ATM ATR DNA damage signaling Mass spectrometry-based proteomics Phosphoproteomics Phosphorylation Protein kinase SILAC TiO2
This is a preview of subscription content, log in to check access.
Springer Nature is developing a new tool to find and evaluate Protocols. Learn more
The research in PB’s group is supported by the German Research Foundation (Emmy Noether Program, BE 5342/1-1 and SFB 1177 on Selective Autophagy) and the Marie Curie Career Integration Grant from the European Commision (grant agreement number: 630763). The research in SAW’s group is supported by the LOEWE program Ubiquitin Networks (Ub-Net) of the State of Hesse (Germany).
Zhou H, Ye M, Dong J et al (2008) Specific phosphopeptide enrichment with immobilized titanium ion affinity chromatography adsorbent for phosphoproteome analysis.

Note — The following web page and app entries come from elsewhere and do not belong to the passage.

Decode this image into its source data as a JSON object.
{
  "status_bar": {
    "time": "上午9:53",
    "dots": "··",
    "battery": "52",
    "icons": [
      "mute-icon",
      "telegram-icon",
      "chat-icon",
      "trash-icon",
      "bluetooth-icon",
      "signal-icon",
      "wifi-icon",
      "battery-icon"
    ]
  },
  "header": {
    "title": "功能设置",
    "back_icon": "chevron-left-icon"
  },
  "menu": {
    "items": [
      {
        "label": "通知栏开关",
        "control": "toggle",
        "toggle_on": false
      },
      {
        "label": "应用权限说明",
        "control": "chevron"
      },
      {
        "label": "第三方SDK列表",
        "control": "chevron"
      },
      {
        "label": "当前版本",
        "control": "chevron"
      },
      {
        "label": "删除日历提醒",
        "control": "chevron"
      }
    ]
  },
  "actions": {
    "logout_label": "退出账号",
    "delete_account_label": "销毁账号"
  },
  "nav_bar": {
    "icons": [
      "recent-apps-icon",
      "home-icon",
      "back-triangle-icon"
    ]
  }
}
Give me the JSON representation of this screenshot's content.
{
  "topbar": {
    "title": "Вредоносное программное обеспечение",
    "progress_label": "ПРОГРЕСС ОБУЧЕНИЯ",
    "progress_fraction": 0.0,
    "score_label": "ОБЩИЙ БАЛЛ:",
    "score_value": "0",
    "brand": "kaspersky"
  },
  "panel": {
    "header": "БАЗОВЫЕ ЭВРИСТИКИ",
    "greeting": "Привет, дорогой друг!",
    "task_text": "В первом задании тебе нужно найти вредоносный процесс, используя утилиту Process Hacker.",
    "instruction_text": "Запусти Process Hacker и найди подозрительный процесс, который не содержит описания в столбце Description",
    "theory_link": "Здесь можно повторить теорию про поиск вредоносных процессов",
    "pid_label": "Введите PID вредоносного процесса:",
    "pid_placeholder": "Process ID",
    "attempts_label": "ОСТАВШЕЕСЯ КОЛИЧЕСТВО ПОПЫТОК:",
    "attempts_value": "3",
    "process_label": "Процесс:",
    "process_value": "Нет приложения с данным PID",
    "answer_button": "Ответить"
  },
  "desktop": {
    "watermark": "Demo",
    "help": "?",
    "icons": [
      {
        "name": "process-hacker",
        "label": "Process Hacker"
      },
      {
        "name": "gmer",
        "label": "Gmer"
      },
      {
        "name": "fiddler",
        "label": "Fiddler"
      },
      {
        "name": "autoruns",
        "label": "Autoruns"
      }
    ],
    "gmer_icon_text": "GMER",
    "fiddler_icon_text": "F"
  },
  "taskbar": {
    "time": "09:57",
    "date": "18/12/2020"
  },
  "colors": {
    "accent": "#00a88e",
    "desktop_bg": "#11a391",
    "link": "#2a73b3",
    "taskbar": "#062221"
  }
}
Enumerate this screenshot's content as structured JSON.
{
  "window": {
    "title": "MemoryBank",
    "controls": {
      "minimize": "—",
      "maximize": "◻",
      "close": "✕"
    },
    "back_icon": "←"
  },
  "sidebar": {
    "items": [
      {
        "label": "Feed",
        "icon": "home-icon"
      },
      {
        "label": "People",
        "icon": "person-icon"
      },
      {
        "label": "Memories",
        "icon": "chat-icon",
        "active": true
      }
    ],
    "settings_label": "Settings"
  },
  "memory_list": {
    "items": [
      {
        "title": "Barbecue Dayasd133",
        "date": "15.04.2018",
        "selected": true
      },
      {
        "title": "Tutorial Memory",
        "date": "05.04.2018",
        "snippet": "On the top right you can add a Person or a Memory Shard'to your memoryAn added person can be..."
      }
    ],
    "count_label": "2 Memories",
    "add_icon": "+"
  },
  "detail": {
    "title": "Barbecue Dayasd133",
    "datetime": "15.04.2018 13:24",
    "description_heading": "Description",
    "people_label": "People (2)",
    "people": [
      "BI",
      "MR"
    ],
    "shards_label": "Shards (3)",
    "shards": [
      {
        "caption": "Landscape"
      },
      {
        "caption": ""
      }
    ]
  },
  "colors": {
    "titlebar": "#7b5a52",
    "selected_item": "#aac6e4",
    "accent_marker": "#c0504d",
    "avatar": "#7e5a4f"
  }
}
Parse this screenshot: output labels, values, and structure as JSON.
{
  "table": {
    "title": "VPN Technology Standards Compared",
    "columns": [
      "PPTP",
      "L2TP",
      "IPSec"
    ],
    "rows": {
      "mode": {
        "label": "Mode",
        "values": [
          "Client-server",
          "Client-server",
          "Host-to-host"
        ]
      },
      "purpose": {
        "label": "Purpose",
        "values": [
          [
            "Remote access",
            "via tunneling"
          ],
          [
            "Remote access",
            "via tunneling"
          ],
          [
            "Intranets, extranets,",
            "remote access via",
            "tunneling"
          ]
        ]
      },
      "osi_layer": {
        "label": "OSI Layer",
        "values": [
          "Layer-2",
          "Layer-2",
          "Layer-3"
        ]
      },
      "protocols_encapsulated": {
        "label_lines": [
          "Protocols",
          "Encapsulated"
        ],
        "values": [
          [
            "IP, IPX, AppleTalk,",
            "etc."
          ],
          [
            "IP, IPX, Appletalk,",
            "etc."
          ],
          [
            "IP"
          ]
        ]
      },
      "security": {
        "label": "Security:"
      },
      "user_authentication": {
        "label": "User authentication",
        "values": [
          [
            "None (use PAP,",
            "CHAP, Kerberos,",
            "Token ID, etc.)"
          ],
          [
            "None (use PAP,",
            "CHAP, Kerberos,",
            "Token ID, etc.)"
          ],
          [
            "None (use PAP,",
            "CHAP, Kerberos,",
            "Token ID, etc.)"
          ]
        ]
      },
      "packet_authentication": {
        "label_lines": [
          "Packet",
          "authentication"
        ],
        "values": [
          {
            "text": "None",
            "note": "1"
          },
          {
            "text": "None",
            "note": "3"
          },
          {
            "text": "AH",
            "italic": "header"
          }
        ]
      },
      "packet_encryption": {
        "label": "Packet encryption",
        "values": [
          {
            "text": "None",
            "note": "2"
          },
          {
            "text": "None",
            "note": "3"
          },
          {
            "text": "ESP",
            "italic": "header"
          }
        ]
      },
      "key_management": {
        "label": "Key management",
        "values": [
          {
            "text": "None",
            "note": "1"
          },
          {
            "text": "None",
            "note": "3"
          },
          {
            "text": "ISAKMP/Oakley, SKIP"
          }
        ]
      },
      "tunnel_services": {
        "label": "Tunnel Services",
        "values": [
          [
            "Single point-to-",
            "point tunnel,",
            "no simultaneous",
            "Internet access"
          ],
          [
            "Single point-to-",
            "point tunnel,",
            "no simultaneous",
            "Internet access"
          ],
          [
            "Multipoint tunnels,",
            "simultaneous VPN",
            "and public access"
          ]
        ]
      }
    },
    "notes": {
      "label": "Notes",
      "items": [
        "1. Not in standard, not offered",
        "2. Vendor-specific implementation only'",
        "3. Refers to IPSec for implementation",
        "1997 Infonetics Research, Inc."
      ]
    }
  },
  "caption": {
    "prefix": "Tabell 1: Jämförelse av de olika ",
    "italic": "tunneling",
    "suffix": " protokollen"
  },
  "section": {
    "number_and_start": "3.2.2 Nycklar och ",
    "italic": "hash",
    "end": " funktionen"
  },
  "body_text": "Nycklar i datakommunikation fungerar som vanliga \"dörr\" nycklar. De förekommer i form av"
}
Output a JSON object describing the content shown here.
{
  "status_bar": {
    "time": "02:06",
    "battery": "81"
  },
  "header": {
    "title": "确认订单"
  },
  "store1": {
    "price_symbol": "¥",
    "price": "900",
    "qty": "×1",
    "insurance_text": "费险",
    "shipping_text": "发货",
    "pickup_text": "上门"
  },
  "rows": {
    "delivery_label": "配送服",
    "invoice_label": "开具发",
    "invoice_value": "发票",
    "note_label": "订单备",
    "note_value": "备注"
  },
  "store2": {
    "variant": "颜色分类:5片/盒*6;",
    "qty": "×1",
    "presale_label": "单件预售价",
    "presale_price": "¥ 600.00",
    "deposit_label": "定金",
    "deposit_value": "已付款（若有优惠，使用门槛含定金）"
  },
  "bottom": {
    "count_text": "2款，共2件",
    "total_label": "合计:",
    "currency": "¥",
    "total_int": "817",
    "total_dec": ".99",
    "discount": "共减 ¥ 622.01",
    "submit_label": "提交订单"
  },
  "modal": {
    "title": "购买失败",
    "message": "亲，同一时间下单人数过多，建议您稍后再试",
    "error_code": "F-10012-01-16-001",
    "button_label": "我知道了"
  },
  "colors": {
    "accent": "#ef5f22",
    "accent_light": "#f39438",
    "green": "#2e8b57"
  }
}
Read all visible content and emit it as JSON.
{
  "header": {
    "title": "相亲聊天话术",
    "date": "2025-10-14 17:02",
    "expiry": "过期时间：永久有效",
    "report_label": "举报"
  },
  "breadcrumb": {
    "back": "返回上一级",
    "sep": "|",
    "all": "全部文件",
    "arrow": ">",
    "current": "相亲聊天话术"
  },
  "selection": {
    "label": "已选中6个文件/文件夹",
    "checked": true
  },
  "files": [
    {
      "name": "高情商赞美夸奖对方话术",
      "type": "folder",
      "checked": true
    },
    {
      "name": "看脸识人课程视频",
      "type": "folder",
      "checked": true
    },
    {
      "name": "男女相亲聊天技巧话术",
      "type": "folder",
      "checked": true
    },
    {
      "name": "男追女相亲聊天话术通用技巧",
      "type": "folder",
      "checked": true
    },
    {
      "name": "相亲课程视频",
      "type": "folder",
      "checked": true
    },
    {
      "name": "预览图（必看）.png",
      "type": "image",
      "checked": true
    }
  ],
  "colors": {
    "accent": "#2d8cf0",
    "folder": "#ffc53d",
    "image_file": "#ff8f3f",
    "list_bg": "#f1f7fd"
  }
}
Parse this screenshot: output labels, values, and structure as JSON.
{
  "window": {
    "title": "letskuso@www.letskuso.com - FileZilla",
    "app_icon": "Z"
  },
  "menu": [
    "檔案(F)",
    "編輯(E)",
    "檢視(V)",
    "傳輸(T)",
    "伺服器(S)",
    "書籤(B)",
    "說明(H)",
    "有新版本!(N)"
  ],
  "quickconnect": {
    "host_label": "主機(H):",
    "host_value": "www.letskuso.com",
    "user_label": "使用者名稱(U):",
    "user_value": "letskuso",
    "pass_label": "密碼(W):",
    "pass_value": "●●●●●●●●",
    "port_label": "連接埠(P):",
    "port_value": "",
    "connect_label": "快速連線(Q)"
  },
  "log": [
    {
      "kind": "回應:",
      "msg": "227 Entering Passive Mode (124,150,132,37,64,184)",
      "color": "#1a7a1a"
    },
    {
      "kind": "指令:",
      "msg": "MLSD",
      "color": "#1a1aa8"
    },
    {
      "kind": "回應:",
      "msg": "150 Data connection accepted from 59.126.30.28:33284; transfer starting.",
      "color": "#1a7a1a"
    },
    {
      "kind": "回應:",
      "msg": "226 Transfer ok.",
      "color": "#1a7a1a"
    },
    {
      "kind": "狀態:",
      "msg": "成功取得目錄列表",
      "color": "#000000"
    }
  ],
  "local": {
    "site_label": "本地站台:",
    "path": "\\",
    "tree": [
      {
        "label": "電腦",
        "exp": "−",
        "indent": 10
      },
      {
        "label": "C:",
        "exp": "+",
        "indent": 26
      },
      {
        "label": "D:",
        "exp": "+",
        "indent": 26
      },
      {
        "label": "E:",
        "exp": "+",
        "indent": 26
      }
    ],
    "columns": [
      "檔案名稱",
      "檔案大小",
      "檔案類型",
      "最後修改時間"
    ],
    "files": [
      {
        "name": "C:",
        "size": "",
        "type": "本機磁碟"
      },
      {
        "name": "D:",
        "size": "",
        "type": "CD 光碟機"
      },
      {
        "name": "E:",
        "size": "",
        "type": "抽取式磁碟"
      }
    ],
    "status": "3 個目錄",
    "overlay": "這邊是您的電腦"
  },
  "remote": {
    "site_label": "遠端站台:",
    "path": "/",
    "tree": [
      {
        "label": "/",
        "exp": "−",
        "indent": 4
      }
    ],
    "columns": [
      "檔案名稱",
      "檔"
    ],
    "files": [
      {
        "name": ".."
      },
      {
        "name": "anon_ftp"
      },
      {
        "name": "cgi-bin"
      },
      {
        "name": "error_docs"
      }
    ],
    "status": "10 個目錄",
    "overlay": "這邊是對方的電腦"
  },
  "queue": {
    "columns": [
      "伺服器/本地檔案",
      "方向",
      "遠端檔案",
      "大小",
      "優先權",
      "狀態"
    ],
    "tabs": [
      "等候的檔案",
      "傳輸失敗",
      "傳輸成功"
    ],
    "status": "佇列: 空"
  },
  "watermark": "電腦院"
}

J Proteome Res 7:3957–3967. doi:10.1021/pr800223mCrossRefPubMedGoogle Scholar
Nühse TS, Stensballe A, Jensen ON, Peck SC (2003) Large-scale analysis of in vivo phosphorylated membrane proteins by immobilized metal ion affinity chromatography and mass spectrometry. Mol Cell Proteomics 2:1234–1243. doi:10.1074/mcp.T300006-MCP200CrossRefPubMedGoogle Scholar
Wiśniewski JR, Zougman A, Mann M (2009) Combination of FASP and StageTip-based fractionation allows in-depth analysis of the hippocampal membrane proteome. J Proteome Res 8:5674–5678. doi:10.1021/pr900748nCrossRefPubMedGoogle Scholar
Ishihama Y, Rappsilber J, Andersen JS, Mann M (2002) Microcolumns with self-assembled particle frits for proteomics. J Chromatogr A 979:233–239CrossRefPubMedGoogle Scholar
Michalski A, Damoc E, Hauschild JP et al (2011) Mass spectrometry-based proteomics using Q Exactive, a high-performance benchtop quadrupole Orbitrap mass spectrometer. Mol Cell Proteomics 10(M111):011015. doi:10.1074/mcp.M111.011015PubMedGoogle Scholar
Kelstrup CD, Young C, Lavallee R et al (2012) Optimized fast and sensitive acquisition methods for shotgun proteomics on a quadrupole orbitrap mass spectrometer. J Proteome Res 11:3487–3497. doi:10.1021/pr3000249CrossRefPubMedGoogle Scholar
Cox J, Mann M (2008) MaxQuant enables high peptide identification rates, individualized p.p.b.-range mass accuracies and proteome-wide protein quantification. Nat Biotechnol 26:1367–1372. doi:10.1038/nbt.1511CrossRefPubMedGoogle Scholar